Restaurants in The InTowner
The InTowner
To receive free monthly notices advising of the availability of each new PDF issue, simply send an email request to and include name, postal mailing address and phone number. This information will not be shared with any other lists or entities.

A Cleaning Service Ad

Marcus Moore Ad

Kerry Touchette Interiors Ad

Surburban Welding Company Ad

Historic Anthony Bowen YMCA to Move Into Exciting New Space

By Ben Lasky*

Accompanying images can be viewed in the current issue PDF

One of the most historic YMCAs in the country, the Anthony Bowen YMCA, will be reopening to serve everyone in the U Street community either late this month or in April in a state of the art facility which is part of a mixed-use commercial, retail, and residential development at 14th and W Streets, NW.

From the spacious W Street lobby area dominated by the staircase connecting all three levels through an open atrium, one enters into the expansive main floor from where one can will proceed to the swimming pool at the Florida Avenue side of the building. Just above the main entry area is a large outdoor terrace that is accessed directly from the Y’s third floor space in the portion of the building set back from the street.

Anthony Bowen, a former slave who bought his freedom for $425, formed the first African-American YMCA in the world in 1853. According to the YMCA’s website , it was essential to Bowen that African-Americans prospered socially and educationally.

Today, those principles remain the same at the Anthony Bowen YMCA, not just for African-Americans, but for everyone.

Chief Operating Officer Pamela Curran stresses that anyone who wants to be a member will have the opportunity, regardless of financial situation.

“That was a concern of the community. ‘Are you just gonna come in and push people out that have been here?’ And the good thing is we’ve made it very affordable.

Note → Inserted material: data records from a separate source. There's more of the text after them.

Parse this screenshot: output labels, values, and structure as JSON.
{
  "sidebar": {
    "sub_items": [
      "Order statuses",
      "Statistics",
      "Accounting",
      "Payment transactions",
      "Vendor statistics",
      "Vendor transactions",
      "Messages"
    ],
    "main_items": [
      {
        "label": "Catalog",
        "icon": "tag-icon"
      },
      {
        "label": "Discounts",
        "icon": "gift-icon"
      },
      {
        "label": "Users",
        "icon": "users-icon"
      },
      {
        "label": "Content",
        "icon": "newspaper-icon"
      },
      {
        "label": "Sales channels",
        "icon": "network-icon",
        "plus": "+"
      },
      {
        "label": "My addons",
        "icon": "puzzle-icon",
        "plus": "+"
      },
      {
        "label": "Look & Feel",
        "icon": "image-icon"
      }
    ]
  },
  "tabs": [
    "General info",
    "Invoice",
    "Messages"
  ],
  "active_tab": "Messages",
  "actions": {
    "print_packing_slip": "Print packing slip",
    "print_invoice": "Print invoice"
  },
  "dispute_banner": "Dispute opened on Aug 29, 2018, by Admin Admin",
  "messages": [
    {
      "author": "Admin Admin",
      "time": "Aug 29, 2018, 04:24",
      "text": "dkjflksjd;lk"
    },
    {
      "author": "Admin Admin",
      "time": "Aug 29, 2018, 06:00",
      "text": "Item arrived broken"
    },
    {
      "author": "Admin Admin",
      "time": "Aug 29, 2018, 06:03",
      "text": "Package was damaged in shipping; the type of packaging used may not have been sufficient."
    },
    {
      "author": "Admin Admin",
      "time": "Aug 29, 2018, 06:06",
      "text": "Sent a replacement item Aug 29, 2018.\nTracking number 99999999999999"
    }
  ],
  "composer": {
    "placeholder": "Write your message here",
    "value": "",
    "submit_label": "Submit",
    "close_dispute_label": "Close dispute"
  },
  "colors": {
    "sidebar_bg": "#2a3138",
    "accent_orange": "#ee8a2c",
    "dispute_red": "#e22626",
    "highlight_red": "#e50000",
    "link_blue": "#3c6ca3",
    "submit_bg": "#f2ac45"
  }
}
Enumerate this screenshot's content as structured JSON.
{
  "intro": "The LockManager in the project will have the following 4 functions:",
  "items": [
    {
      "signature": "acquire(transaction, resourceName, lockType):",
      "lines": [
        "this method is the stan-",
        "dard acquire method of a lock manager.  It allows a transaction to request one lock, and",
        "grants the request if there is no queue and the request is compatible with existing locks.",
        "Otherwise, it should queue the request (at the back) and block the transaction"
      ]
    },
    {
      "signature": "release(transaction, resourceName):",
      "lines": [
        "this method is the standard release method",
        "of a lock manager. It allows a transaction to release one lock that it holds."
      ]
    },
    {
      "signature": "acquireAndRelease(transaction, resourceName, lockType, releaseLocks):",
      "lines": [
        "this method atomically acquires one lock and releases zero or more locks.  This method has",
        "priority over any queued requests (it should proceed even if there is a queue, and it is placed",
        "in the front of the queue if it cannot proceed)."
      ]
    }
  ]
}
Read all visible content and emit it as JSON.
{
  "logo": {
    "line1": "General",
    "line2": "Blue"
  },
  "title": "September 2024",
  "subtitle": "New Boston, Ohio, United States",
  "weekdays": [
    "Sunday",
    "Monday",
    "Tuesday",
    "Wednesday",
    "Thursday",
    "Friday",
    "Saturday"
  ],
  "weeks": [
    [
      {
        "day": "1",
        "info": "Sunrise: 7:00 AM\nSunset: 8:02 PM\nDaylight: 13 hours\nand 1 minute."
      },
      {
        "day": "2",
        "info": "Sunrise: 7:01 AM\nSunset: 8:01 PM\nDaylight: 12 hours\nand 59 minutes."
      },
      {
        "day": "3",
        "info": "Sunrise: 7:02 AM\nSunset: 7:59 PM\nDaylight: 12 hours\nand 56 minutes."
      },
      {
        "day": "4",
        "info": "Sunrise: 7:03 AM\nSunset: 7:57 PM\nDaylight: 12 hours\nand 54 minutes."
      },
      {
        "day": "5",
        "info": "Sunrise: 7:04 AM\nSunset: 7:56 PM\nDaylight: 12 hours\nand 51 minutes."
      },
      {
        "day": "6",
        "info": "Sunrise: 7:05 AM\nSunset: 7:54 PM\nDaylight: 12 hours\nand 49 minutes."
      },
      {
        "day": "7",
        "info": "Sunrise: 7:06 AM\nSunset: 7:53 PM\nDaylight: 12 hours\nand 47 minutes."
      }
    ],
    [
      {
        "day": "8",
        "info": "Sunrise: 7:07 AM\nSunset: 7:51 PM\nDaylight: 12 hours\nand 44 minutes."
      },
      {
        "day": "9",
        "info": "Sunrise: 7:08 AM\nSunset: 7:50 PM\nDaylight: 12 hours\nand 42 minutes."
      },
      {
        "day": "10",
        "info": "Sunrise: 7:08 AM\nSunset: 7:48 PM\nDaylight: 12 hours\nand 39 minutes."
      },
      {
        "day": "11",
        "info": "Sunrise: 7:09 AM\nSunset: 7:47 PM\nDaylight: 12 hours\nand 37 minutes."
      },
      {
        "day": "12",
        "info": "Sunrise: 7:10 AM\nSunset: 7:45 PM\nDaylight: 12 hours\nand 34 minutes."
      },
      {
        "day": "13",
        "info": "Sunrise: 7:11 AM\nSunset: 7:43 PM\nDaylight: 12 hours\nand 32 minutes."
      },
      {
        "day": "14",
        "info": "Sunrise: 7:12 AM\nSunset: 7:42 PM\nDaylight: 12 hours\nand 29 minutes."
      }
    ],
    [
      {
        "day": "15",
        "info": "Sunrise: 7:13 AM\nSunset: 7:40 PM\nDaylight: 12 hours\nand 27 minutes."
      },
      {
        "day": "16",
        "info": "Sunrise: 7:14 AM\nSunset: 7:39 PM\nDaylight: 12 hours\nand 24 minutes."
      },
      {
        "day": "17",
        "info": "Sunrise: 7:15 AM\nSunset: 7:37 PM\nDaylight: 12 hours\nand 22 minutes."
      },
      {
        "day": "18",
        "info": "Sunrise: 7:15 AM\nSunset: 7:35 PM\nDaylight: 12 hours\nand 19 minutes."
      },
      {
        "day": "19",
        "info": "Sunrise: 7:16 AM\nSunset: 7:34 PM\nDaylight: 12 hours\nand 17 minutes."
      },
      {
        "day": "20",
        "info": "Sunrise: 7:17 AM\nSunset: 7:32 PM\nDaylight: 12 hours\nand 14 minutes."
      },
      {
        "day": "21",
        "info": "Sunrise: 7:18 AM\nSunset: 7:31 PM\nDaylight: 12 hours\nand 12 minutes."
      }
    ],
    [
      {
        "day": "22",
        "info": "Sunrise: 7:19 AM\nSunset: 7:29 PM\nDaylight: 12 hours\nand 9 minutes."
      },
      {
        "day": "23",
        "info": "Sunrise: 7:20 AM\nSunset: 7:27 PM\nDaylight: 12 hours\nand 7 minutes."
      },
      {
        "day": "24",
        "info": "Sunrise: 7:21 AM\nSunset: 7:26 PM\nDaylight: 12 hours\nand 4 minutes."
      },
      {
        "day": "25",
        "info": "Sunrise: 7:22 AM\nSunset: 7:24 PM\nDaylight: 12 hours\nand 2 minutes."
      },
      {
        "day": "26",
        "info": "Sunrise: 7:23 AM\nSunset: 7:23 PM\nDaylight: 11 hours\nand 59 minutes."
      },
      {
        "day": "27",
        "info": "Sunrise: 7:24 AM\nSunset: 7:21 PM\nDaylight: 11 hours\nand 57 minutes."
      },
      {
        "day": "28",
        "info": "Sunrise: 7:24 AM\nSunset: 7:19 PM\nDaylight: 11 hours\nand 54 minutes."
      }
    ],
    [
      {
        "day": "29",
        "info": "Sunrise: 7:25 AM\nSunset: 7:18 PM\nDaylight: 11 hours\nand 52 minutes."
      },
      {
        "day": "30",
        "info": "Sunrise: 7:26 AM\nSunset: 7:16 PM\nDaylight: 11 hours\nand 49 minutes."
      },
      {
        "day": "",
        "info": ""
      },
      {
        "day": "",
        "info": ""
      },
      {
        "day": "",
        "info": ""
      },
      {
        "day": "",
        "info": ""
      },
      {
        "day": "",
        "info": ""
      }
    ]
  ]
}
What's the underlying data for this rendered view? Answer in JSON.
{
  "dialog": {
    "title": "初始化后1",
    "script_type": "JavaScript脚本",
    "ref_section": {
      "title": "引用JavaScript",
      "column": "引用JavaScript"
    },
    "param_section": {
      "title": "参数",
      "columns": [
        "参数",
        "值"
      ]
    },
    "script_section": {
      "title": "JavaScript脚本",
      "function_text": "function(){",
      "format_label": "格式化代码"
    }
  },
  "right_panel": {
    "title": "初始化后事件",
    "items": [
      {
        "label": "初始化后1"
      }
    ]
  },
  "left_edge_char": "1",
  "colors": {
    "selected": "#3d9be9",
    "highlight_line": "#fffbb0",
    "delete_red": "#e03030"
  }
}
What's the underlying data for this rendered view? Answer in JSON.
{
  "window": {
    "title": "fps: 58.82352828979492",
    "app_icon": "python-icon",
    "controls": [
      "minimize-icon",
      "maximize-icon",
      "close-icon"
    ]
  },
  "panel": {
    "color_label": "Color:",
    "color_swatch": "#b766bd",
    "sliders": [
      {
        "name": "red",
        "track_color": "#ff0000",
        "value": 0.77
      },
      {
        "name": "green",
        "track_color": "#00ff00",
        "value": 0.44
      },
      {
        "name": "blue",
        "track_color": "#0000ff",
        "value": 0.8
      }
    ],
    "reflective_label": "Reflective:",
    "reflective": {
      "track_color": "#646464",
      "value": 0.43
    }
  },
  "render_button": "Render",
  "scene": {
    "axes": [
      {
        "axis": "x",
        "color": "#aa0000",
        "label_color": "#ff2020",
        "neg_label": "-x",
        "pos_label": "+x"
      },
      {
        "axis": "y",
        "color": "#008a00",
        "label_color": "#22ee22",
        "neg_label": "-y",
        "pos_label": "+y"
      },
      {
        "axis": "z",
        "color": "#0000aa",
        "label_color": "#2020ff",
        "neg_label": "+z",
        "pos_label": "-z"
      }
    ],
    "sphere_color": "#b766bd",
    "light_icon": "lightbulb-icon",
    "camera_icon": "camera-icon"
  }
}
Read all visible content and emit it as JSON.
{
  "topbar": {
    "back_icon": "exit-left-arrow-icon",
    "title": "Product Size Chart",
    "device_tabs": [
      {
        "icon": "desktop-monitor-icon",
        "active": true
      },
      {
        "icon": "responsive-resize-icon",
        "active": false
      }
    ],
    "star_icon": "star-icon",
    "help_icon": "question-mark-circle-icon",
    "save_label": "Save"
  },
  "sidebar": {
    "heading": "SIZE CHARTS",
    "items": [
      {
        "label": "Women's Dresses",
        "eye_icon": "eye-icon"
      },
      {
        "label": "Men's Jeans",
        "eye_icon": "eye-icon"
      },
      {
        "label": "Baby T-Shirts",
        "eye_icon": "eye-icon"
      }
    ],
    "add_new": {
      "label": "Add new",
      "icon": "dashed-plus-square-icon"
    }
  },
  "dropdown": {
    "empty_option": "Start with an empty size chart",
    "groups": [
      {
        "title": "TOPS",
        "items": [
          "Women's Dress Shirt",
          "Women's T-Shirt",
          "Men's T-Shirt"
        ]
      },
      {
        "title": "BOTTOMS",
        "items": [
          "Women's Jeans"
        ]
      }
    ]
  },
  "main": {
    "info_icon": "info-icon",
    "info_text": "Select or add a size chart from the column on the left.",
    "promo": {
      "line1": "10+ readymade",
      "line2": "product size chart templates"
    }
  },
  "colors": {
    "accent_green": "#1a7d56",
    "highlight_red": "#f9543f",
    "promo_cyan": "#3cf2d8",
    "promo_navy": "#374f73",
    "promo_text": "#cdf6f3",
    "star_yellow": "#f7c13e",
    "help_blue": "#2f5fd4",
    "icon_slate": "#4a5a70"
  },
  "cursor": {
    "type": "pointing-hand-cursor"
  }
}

We have financial assistance and nobody will be turned away,” Curran told The InTowner.

Along those same lines, another issue that some in the community were wary of was the contrast of people living in the area, and whether the YMCA would be geared more towards the younger and more affluent generation. Yet Curran insists the Y has something for everyone, from personal training, to poetry readings, to cooking and art classes, to talent shows.

And it seems as though those at the Y have done a good job easing those concerns, as, according to Curran, half of the members that have signed up so far are family members.

When Curran says that there is something for everyone, it is because basically there is. The 50,000-square-foot facility features an indoor heated pool, a two-story high rock climbing wall, various exercise rooms for classes, a large rooftop patio and many other cutting-edge features.

Some facilities will also be open to schools in the area that do not have playgrounds for students to use during recess. One aspect that sets Anthony Bowen apart from other YMCAs is that they have a unique concept when it comes to youth development.

“The thing that I think is different for us is that even though we’ve always offered childcare, now we’re coming back with the different concept. We weighed closing the achievement gap and STEM and the issues that plague the city and plague our children. . . . And we’re going to partner with the city with what they need as well,” Curran told this reporter.

The Y will also work to pay homage to U Street’s past, and that of the organization. “What we’ve chosen to do is to weave the history of the Y and Anthony Bowen throughout the entire space, as opposed to having an independent exhibit space, it becomes part of the architecture,” said Diane Taitt, the architect for the project. The building will also be a tribute to Langston Hughes and Dr. Drew Jarvis among others.

When talking to those involved with this project, there is no doubt that the YMCA is not just in this space in order to maximize profits.

“The plan is to serve the community as well as celebrate the Y,” Taitt said.

*Ben Lasky, a contributing writer for The InTowner, studied communications and journalism at The American University.